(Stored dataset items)
====================
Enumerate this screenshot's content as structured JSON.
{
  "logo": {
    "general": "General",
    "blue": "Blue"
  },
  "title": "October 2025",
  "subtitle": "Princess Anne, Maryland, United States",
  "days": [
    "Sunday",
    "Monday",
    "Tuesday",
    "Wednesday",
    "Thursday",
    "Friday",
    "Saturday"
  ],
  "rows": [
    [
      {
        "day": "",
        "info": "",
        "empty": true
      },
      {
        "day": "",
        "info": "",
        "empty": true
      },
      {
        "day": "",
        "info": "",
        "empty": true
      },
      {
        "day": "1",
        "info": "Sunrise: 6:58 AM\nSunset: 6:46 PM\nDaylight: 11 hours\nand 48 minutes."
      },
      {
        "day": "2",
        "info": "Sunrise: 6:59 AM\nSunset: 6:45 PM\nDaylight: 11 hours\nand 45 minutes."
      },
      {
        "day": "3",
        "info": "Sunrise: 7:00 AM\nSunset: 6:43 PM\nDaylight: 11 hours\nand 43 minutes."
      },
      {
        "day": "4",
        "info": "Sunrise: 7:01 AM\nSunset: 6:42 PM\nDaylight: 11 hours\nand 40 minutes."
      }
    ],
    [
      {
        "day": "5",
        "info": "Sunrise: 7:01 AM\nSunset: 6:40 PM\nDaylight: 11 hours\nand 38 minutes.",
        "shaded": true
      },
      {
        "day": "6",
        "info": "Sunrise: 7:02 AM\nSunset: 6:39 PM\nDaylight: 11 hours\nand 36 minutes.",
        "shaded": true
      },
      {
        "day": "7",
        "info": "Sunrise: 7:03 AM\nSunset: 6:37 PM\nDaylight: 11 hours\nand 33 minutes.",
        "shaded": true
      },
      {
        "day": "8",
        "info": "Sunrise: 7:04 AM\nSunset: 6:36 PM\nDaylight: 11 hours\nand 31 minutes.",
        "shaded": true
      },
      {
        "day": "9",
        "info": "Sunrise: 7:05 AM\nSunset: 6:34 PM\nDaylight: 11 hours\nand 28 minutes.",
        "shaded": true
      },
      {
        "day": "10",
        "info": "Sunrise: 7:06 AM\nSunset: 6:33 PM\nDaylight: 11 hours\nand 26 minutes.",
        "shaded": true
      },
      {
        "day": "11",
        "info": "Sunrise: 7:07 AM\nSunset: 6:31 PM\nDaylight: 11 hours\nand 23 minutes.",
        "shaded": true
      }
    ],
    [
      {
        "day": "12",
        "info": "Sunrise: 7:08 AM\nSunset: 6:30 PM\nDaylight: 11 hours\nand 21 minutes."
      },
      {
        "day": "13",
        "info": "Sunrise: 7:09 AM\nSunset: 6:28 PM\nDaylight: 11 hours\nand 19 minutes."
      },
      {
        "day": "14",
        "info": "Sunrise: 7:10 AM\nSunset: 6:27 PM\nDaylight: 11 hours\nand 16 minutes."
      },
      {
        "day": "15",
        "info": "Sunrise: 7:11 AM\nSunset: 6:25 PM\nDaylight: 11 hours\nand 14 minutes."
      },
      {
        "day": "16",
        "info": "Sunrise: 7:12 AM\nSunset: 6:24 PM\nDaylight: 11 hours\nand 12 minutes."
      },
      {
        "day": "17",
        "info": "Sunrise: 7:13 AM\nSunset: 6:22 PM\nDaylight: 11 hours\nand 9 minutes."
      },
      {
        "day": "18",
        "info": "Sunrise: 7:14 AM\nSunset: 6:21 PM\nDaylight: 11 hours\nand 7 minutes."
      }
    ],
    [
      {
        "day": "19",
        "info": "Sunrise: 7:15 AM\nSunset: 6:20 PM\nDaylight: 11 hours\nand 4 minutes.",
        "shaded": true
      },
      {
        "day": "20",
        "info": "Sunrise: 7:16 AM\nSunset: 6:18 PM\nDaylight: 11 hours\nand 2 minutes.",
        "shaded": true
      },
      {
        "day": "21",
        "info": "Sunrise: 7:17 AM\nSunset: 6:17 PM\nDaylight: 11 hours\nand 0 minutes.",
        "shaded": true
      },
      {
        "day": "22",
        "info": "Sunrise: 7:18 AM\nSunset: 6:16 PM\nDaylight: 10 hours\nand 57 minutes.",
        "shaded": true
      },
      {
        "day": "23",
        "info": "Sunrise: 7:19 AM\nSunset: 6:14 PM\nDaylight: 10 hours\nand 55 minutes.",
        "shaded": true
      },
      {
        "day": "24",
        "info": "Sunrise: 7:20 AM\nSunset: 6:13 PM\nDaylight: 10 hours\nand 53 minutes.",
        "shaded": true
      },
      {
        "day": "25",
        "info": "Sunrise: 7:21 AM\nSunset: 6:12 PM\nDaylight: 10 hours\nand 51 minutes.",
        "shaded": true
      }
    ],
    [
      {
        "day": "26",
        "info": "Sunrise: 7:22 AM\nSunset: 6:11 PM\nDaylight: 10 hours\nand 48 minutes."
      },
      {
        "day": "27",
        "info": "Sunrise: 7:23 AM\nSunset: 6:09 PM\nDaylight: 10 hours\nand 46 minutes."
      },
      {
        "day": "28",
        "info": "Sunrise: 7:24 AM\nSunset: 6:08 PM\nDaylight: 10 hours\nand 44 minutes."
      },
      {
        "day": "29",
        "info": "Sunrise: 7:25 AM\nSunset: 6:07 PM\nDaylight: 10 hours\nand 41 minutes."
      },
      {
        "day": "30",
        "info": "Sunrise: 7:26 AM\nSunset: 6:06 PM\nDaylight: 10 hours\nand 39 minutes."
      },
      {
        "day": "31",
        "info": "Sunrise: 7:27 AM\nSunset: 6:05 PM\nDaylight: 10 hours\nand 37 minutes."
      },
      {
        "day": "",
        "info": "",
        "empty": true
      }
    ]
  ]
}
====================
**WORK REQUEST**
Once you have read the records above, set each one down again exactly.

**TASK SOLUTION**
Enumerate this screenshot's content as structured JSON.
{
  "logo": {
    "general": "General",
    "blue": "Blue"
  },
  "title": "October 2025",
  "subtitle": "Princess Anne, Maryland, United States",
  "days": [
    "Sunday",
    "Monday",
    "Tuesday",
    "Wednesday",
    "Thursday",
    "Friday",
    "Saturday"
  ],
  "rows": [
    [
      {
        "day": "",
        "info": "",
        "empty": true
      },
      {
        "day": "",
        "info": "",
        "empty": true
      },
      {
        "day": "",
        "info": "",
        "empty": true
      },
      {
        "day": "1",
        "info": "Sunrise: 6:58 AM\nSunset: 6:46 PM\nDaylight: 11 hours\nand 48 minutes."
      },
      {
        "day": "2",
        "info": "Sunrise: 6:59 AM\nSunset: 6:45 PM\nDaylight: 11 hours\nand 45 minutes."
      },
      {
        "day": "3",
        "info": "Sunrise: 7:00 AM\nSunset: 6:43 PM\nDaylight: 11 hours\nand 43 minutes."
      },
      {
        "day": "4",
        "info": "Sunrise: 7:01 AM\nSunset: 6:42 PM\nDaylight: 11 hours\nand 40 minutes."
      }
    ],
    [
      {
        "day": "5",
        "info": "Sunrise: 7:01 AM\nSunset: 6:40 PM\nDaylight: 11 hours\nand 38 minutes.",
        "shaded": true
      },
      {
        "day": "6",
        "info": "Sunrise: 7:02 AM\nSunset: 6:39 PM\nDaylight: 11 hours\nand 36 minutes.",
        "shaded": true
      },
      {
        "day": "7",
        "info": "Sunrise: 7:03 AM\nSunset: 6:37 PM\nDaylight: 11 hours\nand 33 minutes.",
        "shaded": true
      },
      {
        "day": "8",
        "info": "Sunrise: 7:04 AM\nSunset: 6:36 PM\nDaylight: 11 hours\nand 31 minutes.",
        "shaded": true
      },
      {
        "day": "9",
        "info": "Sunrise: 7:05 AM\nSunset: 6:34 PM\nDaylight: 11 hours\nand 28 minutes.",
        "shaded": true
      },
      {
        "day": "10",
        "info": "Sunrise: 7:06 AM\nSunset: 6:33 PM\nDaylight: 11 hours\nand 26 minutes.",
        "shaded": true
      },
      {
        "day": "11",
        "info": "Sunrise: 7:07 AM\nSunset: 6:31 PM\nDaylight: 11 hours\nand 23 minutes.",
        "shaded": true
      }
    ],
    [
      {
        "day": "12",
        "info": "Sunrise: 7:08 AM\nSunset: 6:30 PM\nDaylight: 11 hours\nand 21 minutes."
      },
      {
        "day": "13",
        "info": "Sunrise: 7:09 AM\nSunset: 6:28 PM\nDaylight: 11 hours\nand 19 minutes."
      },
      {
        "day": "14",
        "info": "Sunrise: 7:10 AM\nSunset: 6:27 PM\nDaylight: 11 hours\nand 16 minutes."
      },
      {
        "day": "15",
        "info": "Sunrise: 7:11 AM\nSunset: 6:25 PM\nDaylight: 11 hours\nand 14 minutes."
      },
      {
        "day": "16",
        "info": "Sunrise: 7:12 AM\nSunset: 6:24 PM\nDaylight: 11 hours\nand 12 minutes."
      },
      {
        "day": "17",
        "info": "Sunrise: 7:13 AM\nSunset: 6:22 PM\nDaylight: 11 hours\nand 9 minutes."
      },
      {
        "day": "18",
        "info": "Sunrise: 7:14 AM\nSunset: 6:21 PM\nDaylight: 11 hours\nand 7 minutes."
      }
    ],
    [
      {
        "day": "19",
        "info": "Sunrise: 7:15 AM\nSunset: 6:20 PM\nDaylight: 11 hours\nand 4 minutes.",
        "shaded": true
      },
      {
        "day": "20",
        "info": "Sunrise: 7:16 AM\nSunset: 6:18 PM\nDaylight: 11 hours\nand 2 minutes.",
        "shaded": true
      },
      {
        "day": "21",
        "info": "Sunrise: 7:17 AM\nSunset: 6:17 PM\nDaylight: 11 hours\nand 0 minutes.",
        "shaded": true
      },
      {
        "day": "22",
        "info": "Sunrise: 7:18 AM\nSunset: 6:16 PM\nDaylight: 10 hours\nand 57 minutes.",
        "shaded": true
      },
      {
        "day": "23",
        "info": "Sunrise: 7:19 AM\nSunset: 6:14 PM\nDaylight: 10 hours\nand 55 minutes.",
        "shaded": true
      },
      {
        "day": "24",
        "info": "Sunrise: 7:20 AM\nSunset: 6:13 PM\nDaylight: 10 hours\nand 53 minutes.",
        "shaded": true
      },
      {
        "day": "25",
        "info": "Sunrise: 7:21 AM\nSunset: 6:12 PM\nDaylight: 10 hours\nand 51 minutes.",
        "shaded": true
      }
    ],
    [
      {
        "day": "26",
        "info": "Sunrise: 7:22 AM\nSunset: 6:11 PM\nDaylight: 10 hours\nand 48 minutes."
      },
      {
        "day": "27",
        "info": "Sunrise: 7:23 AM\nSunset: 6:09 PM\nDaylight: 10 hours\nand 46 minutes."
      },
      {
        "day": "28",
        "info": "Sunrise: 7:24 AM\nSunset: 6:08 PM\nDaylight: 10 hours\nand 44 minutes."
      },
      {
        "day": "29",
        "info": "Sunrise: 7:25 AM\nSunset: 6:07 PM\nDaylight: 10 hours\nand 41 minutes."
      },
      {
        "day": "30",
        "info": "Sunrise: 7:26 AM\nSunset: 6:06 PM\nDaylight: 10 hours\nand 39 minutes."
      },
      {
        "day": "31",
        "info": "Sunrise: 7:27 AM\nSunset: 6:05 PM\nDaylight: 10 hours\nand 37 minutes."
      },
      {
        "day": "",
        "info": "",
        "empty": true
      }
    ]
  ]
}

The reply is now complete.